  34. 34. Thank You! Dan Armstrong Takashi Mobile | Financial Services Rapenburgerplein 81 1011 VJ Amsterdam The Netherlands www.takashimobile.com dan.armstrong@takashimobile.com +31 652 085 071 skype: dd.armstrong / gtalk: dan.armstrong René Bruinsma Mob ile Health | BMFS Kerklaan 52 2912CK Nieuwerkerk ad Yssel The Netherlands www.mobilehealth.nl rbruinsma@mobilehealth.nl +31 63 888 5555

Editor's Notes

  • So I was thinking about some of the old conceptions of “e-commerce” and the “e-wallet” that we used to have at Netscape and MCI (1994-1996), when we were first deploying HTTPS.
  • MNOs tend to generate their revenues from “transaction-based business” (sale of SMS, data, voice calls), whereas margins on actual “transactions” for banks are thinning in most markets, and in some cases unprofitable in general.For banks, the question about the value of payments services is a burning one these days – especially for developed world banks, but also for the developing world as well.Deposit-taking and lending are major differentiating business lines of banks, although some MNOs and other parties are starting to make moves in this direction.
  • “Pinnen met je mobiel” retail shopping and payments trial using contactless PIN (NL direct debit) from Aug 2007- Feb 2008 Payment with a secure application on the mobile phone (Samsung x700)Also featured storage of value for recycled bottles on the phone – save your value, cash it in or donate it.Highly successful trial, proven consumer acceptance/trust a mobile as secure debit card replacement.

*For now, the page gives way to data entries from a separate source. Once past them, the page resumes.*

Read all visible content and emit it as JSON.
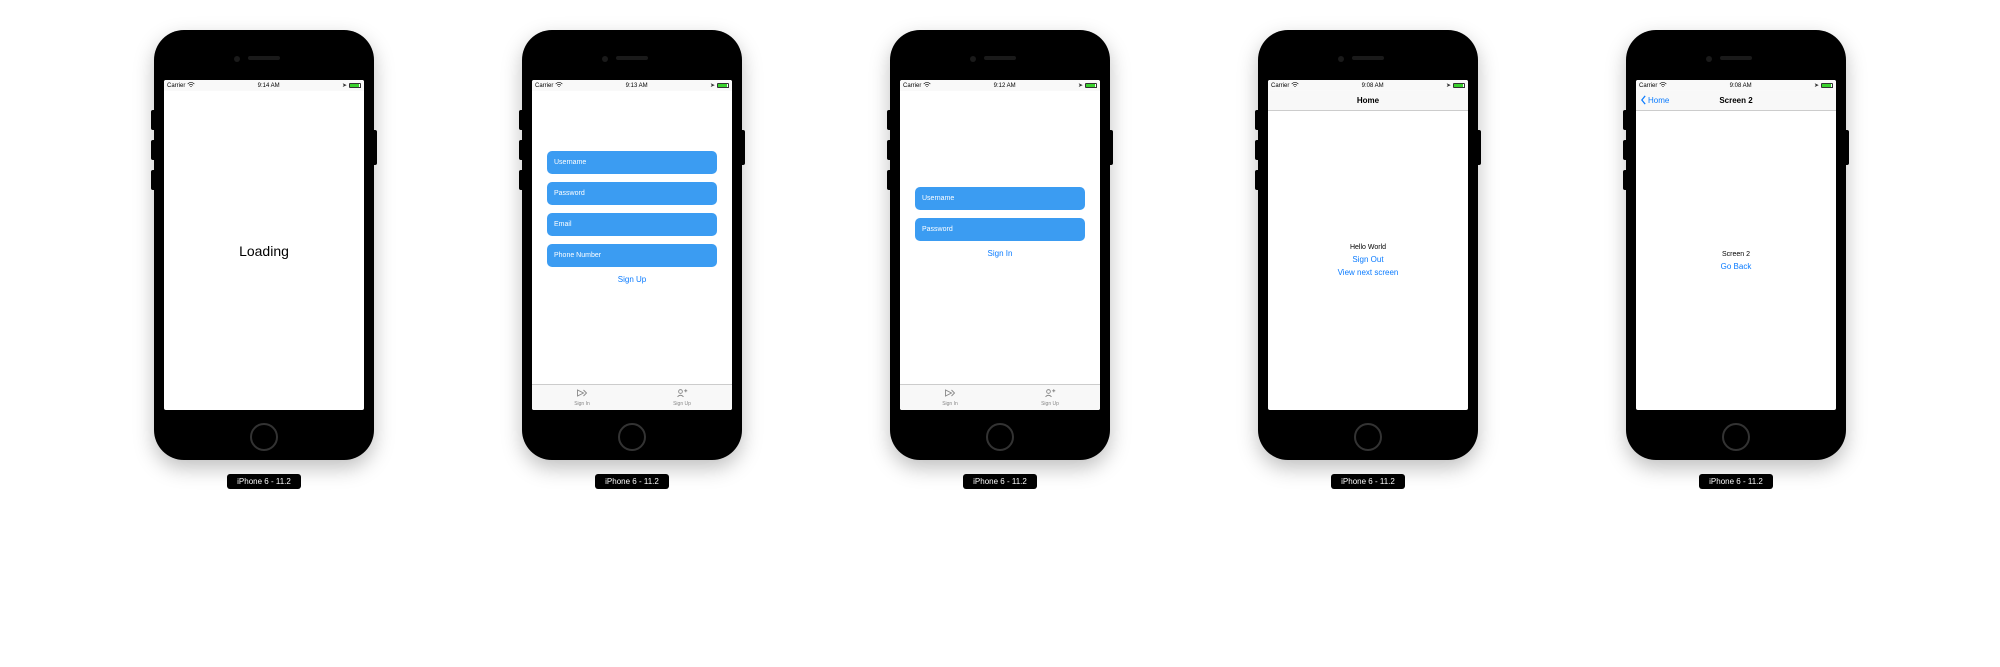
{
  "carrier": "Carrier",
  "sim_label": "iPhone 6 - 11.2",
  "screens": [
    {
      "time": "9:14 AM",
      "loading_text": "Loading"
    },
    {
      "time": "9:13 AM",
      "fields": [
        "Username",
        "Password",
        "Email",
        "Phone Number"
      ],
      "action": "Sign Up",
      "tabs": [
        "Sign In",
        "Sign Up"
      ]
    },
    {
      "time": "9:12 AM",
      "fields": [
        "Username",
        "Password"
      ],
      "action": "Sign In",
      "tabs": [
        "Sign In",
        "Sign Up"
      ]
    },
    {
      "time": "9:08 AM",
      "nav_title": "Home",
      "body": "Hello World",
      "sign_out": "Sign Out",
      "view_next": "View next screen"
    },
    {
      "time": "9:08 AM",
      "nav_title": "Screen 2",
      "back_label": "Home",
      "body": "Screen 2",
      "go_back": "Go Back"
    }
  ]
}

  • Proof-of-concept programme for NFC payment for soft drinks using MiniTixPartners: Capgemini, Coca-Cola, Rabo Mobiel, Yoonison, MiniTixBeginning in Apr 2007, 30 locations nation-wideProof-of-concept ‘Kroketjeuit de muur’ met je telefoon, Oct-Nov 2007 Capgemini, FEBO and Mertens GroupMiniTix NFC trial in Amsterdam (NFC mobile phones, cards)Proof-of-concept programme to explore cash management, saves coin traffic, fraud management
  • Major Dutch retailer Albert Heijn wanted to trial a new retail formula in their “To Go” storesNFC shelf-level tag shopping, as customer filled her basketCustomer built up a list of what they were buying, and performed self-checkout without queuing at busy store countersDiscounts and specials applied automaticallyReceipt can be printed upon existOccasional control checks to validate purchases
  • ×